The main problem in identifying the gene variants associated with susceptibility to common diseases is that the observed results are not replicated in subsequent studies that used different populations and/or larger numbers of cases versus controls.34 Four factors seem to cause confusion in the field; (i) different approaches for genetic investigation; (ii) inappropriate technology and statistical method for each genetical approach; (iii) inconsistent standards for interpreting levels of statistical evidence; and (iv) non-standardized strategies for choosing and evaluating phenotypes. A major limitation of the current study is that the sample sizes of our patients and controls are limited to represent the whole population, which makes it difficult to assess more complicated models and fully explore possible confounders. For most common diseases, increasing the sample size in a study is a crucial step in achieving statistically significant genetic mapping results. Another reason for the differences between the studies is the genetic differences between studied populations, as the prevalence of genetic polymorphisms is different in various ethnic populations. The percentage of TNF-α -308 polymorphism in our control group was less than those reported for Austrian28,30 and British populations,35 which means that TNF-α -308 A allele might be underrepresented in the control group and might lead to a remarkable difference in the genotype and allele distributions when compared with the POAG group. It might also be explained by different genetic backgrounds of Turkish population compared with those of Caucasians used in the study of Mossböck et al.28,30 In this study, we used direct gene sequencing to detect the transition of ‘G’ to ‘A’ in TNF-α -308 and -238 gene promoter regions, whereas restriction fragment length polymorphism agarose gel electrophoresis was used in previous studies.

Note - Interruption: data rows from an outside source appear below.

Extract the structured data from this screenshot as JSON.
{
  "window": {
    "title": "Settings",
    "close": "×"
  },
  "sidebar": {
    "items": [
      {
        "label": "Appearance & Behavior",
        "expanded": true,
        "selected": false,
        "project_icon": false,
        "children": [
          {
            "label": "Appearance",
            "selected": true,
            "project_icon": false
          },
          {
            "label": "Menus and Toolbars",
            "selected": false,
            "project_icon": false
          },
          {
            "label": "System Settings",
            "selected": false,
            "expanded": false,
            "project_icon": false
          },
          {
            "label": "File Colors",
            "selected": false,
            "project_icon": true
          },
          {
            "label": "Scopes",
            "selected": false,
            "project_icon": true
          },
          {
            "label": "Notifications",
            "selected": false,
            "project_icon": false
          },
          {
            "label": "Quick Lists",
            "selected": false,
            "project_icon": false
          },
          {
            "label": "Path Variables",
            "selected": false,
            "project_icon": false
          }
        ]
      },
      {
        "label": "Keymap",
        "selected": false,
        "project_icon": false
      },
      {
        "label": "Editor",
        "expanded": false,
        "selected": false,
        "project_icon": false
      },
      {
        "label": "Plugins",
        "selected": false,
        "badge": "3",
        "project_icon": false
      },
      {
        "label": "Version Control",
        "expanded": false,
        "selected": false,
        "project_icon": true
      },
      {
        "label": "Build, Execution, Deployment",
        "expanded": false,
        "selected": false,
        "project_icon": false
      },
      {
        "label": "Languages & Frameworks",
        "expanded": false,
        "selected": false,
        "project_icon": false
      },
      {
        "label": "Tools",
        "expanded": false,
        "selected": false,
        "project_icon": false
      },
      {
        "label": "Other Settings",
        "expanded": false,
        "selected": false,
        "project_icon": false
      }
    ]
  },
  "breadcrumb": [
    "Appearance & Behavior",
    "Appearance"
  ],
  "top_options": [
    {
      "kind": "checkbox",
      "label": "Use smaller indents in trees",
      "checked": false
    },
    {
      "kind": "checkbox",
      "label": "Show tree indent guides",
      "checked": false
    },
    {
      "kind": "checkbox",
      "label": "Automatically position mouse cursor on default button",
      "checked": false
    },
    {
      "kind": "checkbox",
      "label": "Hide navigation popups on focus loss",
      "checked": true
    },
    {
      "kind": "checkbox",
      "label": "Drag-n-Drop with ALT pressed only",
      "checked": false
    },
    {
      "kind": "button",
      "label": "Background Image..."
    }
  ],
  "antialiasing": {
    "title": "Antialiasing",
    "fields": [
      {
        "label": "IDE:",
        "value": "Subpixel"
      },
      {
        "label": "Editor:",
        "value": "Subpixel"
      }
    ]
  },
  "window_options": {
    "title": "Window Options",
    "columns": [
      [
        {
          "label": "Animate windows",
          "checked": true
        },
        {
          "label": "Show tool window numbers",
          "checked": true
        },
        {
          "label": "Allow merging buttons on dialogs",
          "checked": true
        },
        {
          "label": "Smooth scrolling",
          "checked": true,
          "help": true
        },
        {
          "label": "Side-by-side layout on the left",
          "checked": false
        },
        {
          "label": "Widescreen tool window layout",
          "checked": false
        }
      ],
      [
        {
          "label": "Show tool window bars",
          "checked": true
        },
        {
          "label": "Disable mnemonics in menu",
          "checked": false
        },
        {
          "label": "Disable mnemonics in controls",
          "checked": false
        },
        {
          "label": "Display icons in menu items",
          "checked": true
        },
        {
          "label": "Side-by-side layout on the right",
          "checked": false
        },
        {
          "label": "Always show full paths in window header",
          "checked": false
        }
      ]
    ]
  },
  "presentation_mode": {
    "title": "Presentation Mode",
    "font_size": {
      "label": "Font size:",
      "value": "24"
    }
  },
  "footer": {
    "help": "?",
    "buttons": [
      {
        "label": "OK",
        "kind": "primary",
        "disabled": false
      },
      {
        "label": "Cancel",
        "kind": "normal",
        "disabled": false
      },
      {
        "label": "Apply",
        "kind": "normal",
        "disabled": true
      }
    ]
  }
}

Our results showed an association between TNF-α -308 G/A polymorphism and POAG in Turkish patients, whereas TNF-α -238 polymorphism does not have any great influence on the overall susceptibility to POAG. As we do not know the functional effect of the polymorphism in these subjects, further investigation should be done to determine the effect of TNF-α -308 G/A polymorphism on TNF-α production. In case of high IOP, genetically determined higher release of TNF-α might probably amplify the destructive immune process in the RGC and lead to progression of the disease. In those subjects, inhibition of TNF-α might be helpful in preventing neuronal degeneration in glaucoma patients. However, population-based studies with large number of subjects and long-term follow-up are needed to verify the association of TNF-α -308 promoter polymorphism with glaucoma susceptibility and severity.


This project was supported by grants from TUBITAK (The Scientific and Technological Research Council of Turkey) -SBAG-HD-152 (106S226).